IT'S hard to derail Tim Fischer from his favourite conversation topic trains but it's an entertaining journey.
The former political leader, military veteran and recently-retired ambassador to the Holy See travelled to Warrnambool by rail for an appointment as guest speaker at last night's Better Connections conference.
He will return as a railway passenger to Melbourne this morning.
The 66-year-old used the transport topic as part of his pitch on how regional Australia could improve opportunities for business and education to work together.
"Regions will be in better shape with better transport and education," he told The Standard before the conference.
"The real key to decentralisation is transport infrastructure.
"If you can offer travel of one-and-a-half hours from Warrnambool to Melbourne or one hour from Warrnambool to Geelong the population will boom.
"The connection between business and education is essential in building the fabric of the region's economy.
"It is about education, energy and export the three Es."

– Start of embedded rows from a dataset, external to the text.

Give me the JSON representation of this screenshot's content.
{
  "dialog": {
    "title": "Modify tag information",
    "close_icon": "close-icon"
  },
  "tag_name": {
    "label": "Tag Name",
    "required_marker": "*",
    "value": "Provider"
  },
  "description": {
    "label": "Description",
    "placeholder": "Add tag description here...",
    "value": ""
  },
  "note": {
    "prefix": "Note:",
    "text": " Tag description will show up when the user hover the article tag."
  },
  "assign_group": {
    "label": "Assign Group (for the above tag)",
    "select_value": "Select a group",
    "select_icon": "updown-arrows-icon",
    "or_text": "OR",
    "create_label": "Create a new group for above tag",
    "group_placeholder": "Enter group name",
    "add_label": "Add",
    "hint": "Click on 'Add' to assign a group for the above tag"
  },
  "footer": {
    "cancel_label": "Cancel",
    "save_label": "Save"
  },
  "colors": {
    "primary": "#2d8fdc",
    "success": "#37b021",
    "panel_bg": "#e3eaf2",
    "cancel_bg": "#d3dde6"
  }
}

He referred to a quote by John Monash in 1930 that the best hope for Australia was the ballot box and good education.
He saw good examples of co-operation between business and schools, TAFEs and universities producing good ideas for regions.

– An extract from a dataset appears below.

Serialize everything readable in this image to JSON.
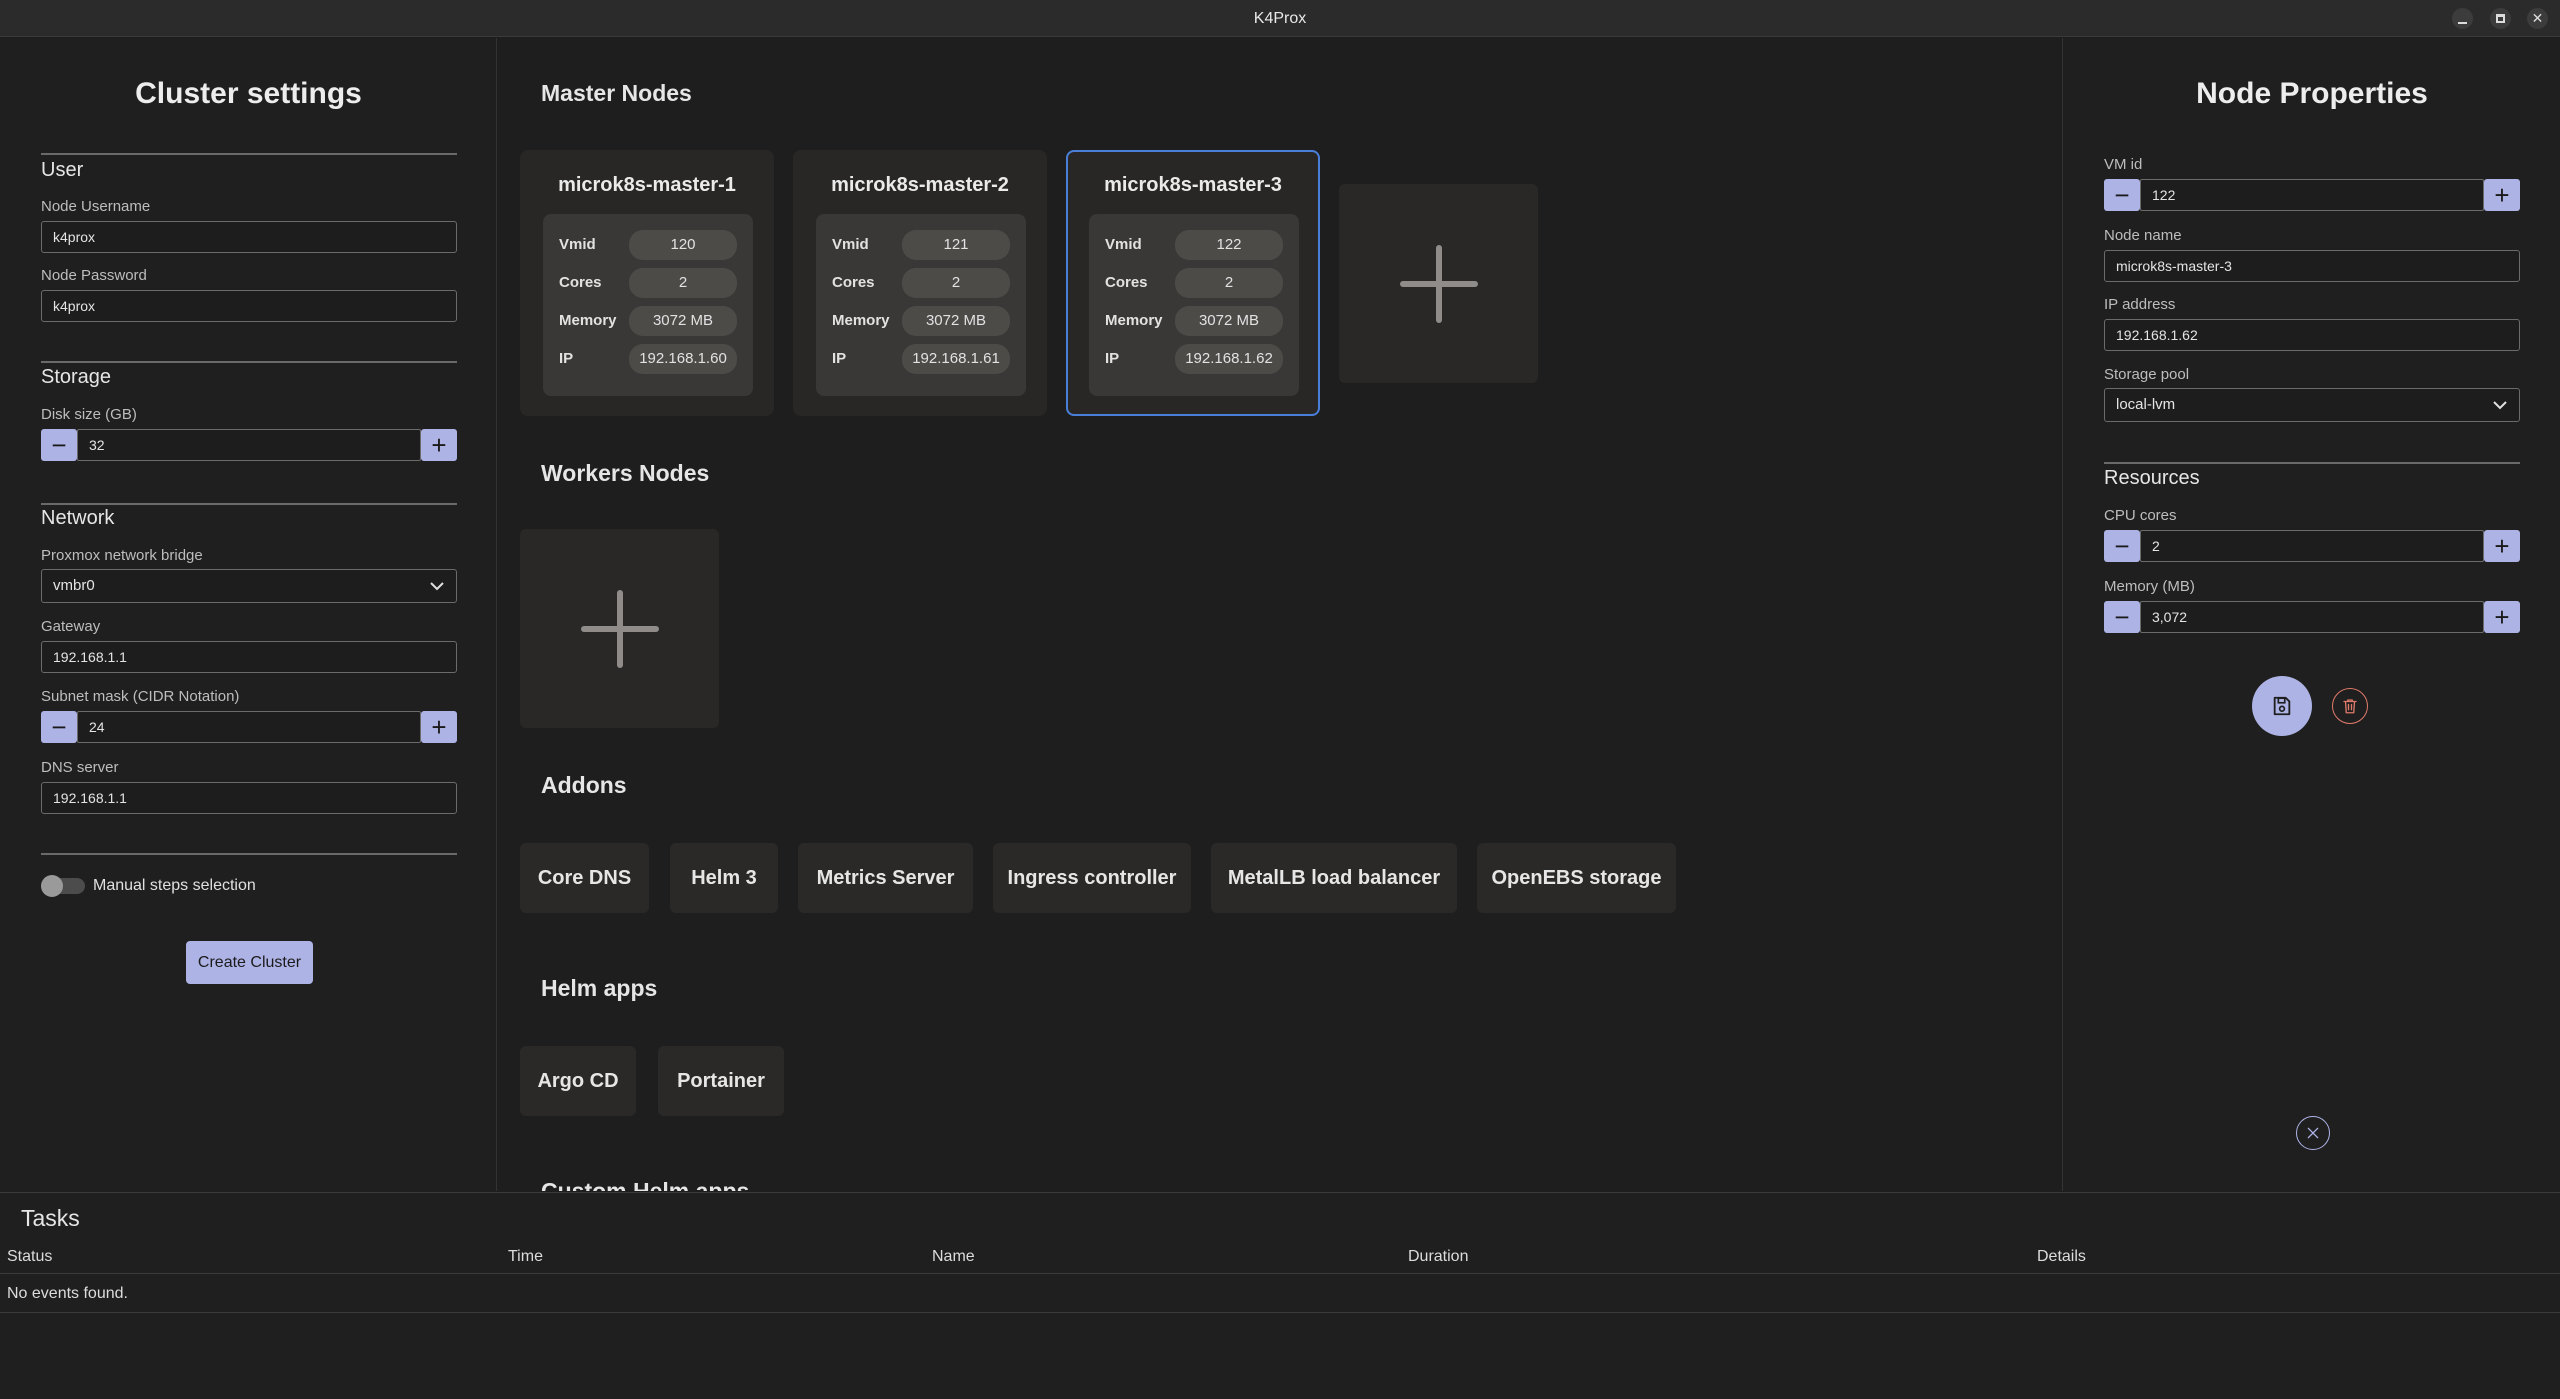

"The south-west is very well located and plugged in," he said. "Education and opportunity will make or break regions."
Mr Fischer said high-speed broadband was part of the change.
He referred to completion of the telecommunications line between Melbourne and London 140 years ago.
"Suddenly the communication time dropped from three months to three hours or less," he said. "Think of the revolution that caused.
"Modern communications are opening up new opportunities for people in the regions and outback."
Last night's conference was organised by South West TAFE and the Local Learning and Employment Networks.
The network, which aims to help students move from school to work and tertiary studies is celebrating its 10th anniversary.